War pushes Sierra Leone to edge of ruin

Click to follow
The Independent Online
The rebels who have seized foreign hostages in Sierra Leone are the most publicity-shy of the myriad "revolutionaries" who have torn Africa to pieces in recent years.

The four-year-old Revolutionary United Front of Sierra Leone is led by a former soldier, Foday Sankoh. He claims to be liberating the country in the name of democracy and freedom to purge it of corruption and tyranny. His forces yesterday killed four government soldiers who were searching for the 11 kidnapped foreigners, including six Britons.

The rebels have operated in the thick bush of the north and east of the country since 1991, ambushing vehicles, attacking towns and making parts of the country ungovernable. It is easy for the RUF to emerge from the bush, seize some hostages and return to their bases in Liberia or Guinea. In 1993 they were driven back to the Liberian border but reappeared in central Sierra Leone within weeks.

The government and diplomats based in the capital, Freetown, claim Sankoh and his men are the pawns of Charles Taylor, the Liberian rebel leader.
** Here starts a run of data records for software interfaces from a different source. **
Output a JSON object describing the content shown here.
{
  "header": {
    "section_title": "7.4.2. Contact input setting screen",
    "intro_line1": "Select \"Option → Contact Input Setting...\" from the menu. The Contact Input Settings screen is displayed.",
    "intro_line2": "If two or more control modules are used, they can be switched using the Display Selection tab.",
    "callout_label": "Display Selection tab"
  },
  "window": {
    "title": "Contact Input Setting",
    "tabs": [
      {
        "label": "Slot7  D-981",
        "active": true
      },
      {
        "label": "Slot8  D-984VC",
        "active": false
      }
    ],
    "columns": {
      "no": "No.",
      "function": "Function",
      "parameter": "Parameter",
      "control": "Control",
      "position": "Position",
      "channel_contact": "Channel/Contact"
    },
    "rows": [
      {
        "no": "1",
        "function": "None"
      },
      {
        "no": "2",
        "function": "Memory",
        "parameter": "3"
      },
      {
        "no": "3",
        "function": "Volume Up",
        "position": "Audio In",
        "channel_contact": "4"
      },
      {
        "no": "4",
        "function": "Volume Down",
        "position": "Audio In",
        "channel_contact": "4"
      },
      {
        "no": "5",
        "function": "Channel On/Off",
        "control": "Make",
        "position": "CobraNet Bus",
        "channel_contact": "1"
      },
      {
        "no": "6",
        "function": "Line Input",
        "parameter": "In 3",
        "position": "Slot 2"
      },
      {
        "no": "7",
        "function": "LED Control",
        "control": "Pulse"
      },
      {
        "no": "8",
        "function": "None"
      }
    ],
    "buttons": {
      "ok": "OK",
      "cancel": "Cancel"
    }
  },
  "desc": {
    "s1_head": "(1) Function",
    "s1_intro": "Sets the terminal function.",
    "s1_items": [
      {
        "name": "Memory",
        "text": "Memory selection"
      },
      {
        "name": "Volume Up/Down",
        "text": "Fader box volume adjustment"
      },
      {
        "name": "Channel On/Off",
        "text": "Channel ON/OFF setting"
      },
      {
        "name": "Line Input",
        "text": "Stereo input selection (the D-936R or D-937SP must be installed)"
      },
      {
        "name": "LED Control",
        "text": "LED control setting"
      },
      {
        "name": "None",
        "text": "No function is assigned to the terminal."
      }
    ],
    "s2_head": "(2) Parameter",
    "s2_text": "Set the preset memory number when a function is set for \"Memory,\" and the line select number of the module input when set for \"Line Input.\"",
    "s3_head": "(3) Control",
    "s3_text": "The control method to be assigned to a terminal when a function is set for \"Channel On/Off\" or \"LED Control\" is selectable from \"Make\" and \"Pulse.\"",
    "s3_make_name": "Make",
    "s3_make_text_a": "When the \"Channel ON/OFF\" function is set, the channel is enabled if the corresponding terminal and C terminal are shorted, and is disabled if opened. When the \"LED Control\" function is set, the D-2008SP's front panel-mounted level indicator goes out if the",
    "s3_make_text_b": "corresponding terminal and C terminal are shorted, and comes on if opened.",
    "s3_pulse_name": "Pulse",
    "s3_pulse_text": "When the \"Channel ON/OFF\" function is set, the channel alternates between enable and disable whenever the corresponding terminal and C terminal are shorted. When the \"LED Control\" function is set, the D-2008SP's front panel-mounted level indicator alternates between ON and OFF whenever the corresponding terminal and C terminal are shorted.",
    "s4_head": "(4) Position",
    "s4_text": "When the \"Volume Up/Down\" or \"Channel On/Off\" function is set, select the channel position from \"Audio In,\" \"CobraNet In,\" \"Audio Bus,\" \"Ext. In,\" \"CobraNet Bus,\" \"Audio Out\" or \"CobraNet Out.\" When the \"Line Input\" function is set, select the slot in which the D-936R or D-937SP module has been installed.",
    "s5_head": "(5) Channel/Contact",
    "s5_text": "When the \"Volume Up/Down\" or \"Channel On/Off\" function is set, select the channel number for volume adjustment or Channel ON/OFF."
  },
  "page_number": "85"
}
They say the RUF was set up to undermine the government because it supported the Nigerian-led West African Peace-Keeping Force in Liberia and allowed Nigerian jets to operate from Sierra Leonean bases to bomb Taylor's forces in Liberia.

Sankoh, 58, has always claimed his war has nothing to do with Taylor but accepts he has had some help from Liberia and denounces the government's support for the peace-keeping force.

The government in Freetown is a fragile and corrupt regime of greedy young officers who seized power in 1992 and now live off the system they denounced to justify their coup. Until then Sierra Leone had been sliding into ruin for years; soldiers were often unpaid, businesses were run by crooks, most of them foreigners, and the people were becoming more hungry and frustrated. But the coup-makers simply adopted the system for their own ends.

Valentin Strasser, frontman for the coup-makers, is reclusive but occasionally poses for the cameras in battle fatigues and dark glasses in imitation of his hero, Jerry Rawlings of Ghana. Strasser's government refused to seek a political solution to the war, believing it could be won by military means.

He increased the army from a 1,000-strong ceremonial force to an untrained gang of 10,000, many of them street children from Freetown. The military offensive proved as barbaric as it was futile. Many of the armed children became "sobels" as they are known, soldiers by day, rebels by night, killing, robbing and spreading terror.

But the breakdown is symptomatic of something deeper in the region. Like much of West Africa, Sierra Leone is slipping away from the modern world and reverting to systems run by local warlords and barons. Liberia has already dissolved, Sierra Leone is being carved up and war is starting in Guinea.

Western countries have all but abandoned what was once a model British colony. The main interest for London now, apart from the £4m it gave in aid last year, is Sierra Leone's mining deposits including diamonds, once the country's main source of wealth. The diamond mines were abandoned by De Beers in the 1980s but the London-based company is now back with an offshore mining concession.